[Stored records]
◇ ◇ ◇ ◇

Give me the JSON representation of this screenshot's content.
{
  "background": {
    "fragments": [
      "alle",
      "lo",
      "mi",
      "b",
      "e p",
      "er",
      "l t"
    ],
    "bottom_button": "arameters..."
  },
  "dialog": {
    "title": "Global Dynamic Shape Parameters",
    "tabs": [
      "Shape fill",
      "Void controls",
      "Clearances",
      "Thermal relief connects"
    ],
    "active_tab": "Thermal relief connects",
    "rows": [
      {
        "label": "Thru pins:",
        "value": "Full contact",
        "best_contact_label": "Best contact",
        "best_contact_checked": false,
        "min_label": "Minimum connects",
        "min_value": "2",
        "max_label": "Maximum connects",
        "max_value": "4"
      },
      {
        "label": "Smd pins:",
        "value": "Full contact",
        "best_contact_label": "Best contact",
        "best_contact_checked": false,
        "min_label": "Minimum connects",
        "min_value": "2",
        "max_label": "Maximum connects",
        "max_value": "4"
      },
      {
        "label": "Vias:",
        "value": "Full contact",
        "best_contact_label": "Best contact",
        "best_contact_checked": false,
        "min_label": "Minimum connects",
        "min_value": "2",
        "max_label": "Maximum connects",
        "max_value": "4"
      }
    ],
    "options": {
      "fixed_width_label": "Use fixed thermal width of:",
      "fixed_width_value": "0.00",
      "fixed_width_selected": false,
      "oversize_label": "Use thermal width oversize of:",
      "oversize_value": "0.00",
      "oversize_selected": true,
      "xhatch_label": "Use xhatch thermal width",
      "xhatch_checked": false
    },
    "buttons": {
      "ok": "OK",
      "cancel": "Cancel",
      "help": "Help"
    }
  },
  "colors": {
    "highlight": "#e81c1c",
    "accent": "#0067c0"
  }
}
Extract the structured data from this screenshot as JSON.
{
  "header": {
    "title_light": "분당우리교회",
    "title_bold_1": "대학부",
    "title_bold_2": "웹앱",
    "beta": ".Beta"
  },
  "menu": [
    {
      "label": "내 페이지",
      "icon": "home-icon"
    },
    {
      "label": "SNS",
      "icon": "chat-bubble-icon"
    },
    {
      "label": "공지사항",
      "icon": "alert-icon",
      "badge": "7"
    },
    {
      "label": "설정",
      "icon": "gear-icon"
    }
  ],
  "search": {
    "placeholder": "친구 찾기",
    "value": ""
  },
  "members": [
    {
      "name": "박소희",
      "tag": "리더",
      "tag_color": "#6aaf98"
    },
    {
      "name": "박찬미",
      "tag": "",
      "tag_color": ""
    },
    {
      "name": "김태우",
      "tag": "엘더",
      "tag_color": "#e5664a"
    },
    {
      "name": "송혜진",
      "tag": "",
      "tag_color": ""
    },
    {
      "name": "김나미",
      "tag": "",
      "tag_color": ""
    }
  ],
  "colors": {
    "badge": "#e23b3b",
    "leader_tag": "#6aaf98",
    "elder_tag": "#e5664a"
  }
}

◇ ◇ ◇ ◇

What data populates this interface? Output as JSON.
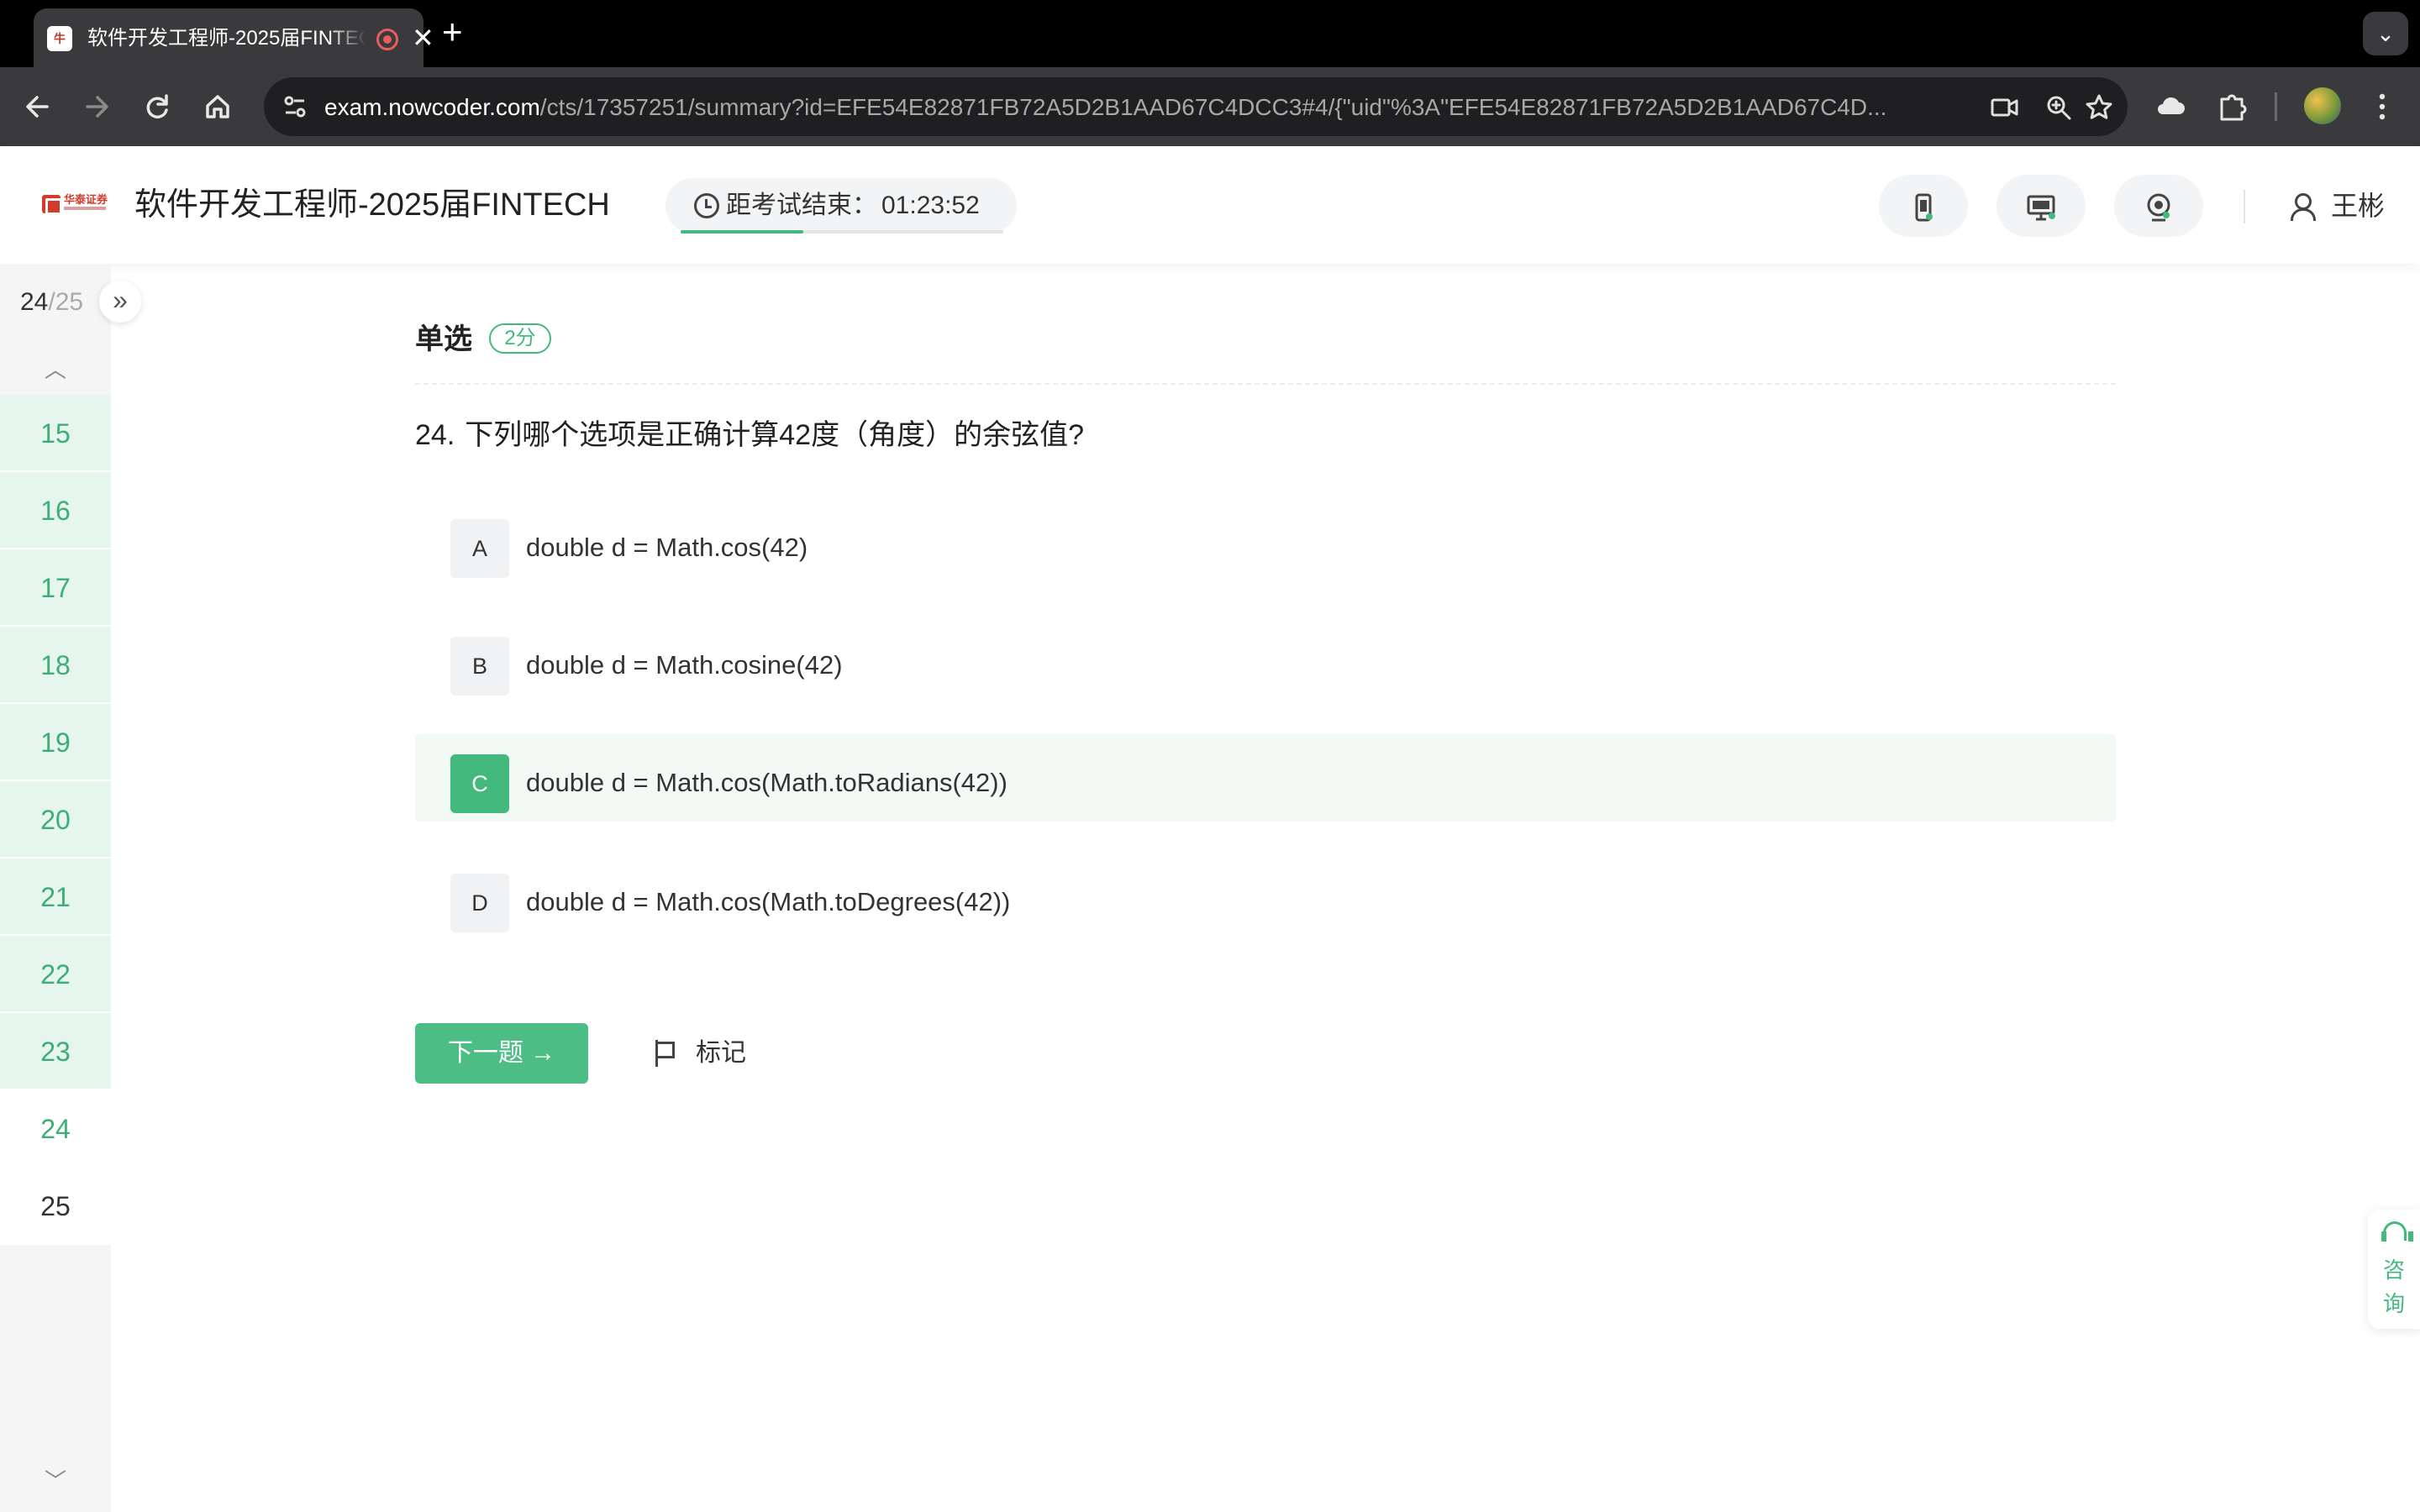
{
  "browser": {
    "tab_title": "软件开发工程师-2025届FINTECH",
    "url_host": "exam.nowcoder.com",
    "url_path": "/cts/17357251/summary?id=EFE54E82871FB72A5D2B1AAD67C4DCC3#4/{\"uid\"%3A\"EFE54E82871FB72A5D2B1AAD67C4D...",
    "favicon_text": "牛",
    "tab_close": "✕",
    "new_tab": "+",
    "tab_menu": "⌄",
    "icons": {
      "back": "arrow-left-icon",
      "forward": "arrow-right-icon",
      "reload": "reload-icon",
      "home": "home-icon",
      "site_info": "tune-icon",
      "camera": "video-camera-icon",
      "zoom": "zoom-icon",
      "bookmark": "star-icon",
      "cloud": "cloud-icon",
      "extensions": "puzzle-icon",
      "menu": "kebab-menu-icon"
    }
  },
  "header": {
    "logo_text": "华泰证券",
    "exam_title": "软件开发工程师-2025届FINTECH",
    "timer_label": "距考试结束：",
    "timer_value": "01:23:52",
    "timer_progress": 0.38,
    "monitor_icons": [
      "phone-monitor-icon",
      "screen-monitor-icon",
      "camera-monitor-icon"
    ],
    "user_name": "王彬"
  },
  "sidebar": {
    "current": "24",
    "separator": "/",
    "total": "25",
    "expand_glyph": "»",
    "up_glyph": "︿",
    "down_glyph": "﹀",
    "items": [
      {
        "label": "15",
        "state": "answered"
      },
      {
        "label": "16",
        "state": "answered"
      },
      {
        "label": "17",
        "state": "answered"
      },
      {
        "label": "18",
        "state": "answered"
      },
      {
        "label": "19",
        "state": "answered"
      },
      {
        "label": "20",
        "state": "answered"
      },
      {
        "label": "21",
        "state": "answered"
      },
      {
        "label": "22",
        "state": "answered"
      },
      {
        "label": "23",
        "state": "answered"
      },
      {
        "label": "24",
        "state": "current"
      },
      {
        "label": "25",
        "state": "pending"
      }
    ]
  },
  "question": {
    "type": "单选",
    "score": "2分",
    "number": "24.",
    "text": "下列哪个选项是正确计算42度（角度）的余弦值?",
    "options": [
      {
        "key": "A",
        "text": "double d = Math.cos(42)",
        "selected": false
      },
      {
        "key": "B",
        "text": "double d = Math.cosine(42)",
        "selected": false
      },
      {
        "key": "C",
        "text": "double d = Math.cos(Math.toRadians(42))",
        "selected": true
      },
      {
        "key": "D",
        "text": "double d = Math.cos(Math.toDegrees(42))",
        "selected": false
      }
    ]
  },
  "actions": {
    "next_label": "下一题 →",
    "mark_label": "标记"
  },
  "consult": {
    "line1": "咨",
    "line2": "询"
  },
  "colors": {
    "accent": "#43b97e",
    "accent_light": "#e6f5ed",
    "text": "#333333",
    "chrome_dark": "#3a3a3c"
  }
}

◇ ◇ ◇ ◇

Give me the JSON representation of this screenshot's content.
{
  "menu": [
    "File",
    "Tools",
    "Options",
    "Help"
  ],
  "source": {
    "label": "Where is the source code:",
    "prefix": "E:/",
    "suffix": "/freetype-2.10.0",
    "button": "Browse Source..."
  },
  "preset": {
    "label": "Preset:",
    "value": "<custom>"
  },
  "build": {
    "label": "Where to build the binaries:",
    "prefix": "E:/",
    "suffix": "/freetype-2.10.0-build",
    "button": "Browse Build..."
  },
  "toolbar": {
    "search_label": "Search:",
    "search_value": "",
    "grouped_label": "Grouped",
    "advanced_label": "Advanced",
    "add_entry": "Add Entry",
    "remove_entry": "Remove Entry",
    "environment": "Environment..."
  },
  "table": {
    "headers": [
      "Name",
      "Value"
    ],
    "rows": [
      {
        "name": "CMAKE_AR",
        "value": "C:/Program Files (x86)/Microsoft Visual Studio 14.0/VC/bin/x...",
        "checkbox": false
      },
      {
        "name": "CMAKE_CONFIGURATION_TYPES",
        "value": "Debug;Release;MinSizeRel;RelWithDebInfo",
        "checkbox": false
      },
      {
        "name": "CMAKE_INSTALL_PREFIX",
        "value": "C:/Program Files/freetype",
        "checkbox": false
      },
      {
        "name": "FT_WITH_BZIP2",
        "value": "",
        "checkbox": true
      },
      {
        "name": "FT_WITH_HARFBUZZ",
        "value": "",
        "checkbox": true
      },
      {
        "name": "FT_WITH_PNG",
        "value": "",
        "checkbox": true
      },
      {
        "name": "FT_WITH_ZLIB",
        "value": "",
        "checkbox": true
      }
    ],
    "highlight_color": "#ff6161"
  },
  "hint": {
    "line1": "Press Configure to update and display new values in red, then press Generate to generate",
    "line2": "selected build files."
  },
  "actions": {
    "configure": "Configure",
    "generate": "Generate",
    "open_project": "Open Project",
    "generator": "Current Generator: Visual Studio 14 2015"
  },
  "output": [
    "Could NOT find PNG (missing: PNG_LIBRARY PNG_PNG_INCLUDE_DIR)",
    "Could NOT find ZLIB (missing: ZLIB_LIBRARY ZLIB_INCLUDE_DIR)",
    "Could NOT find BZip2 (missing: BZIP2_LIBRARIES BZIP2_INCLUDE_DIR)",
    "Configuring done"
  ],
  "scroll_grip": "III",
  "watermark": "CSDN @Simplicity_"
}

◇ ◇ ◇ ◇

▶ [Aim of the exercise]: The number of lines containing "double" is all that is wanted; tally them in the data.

▶ [Solved exercise]: 4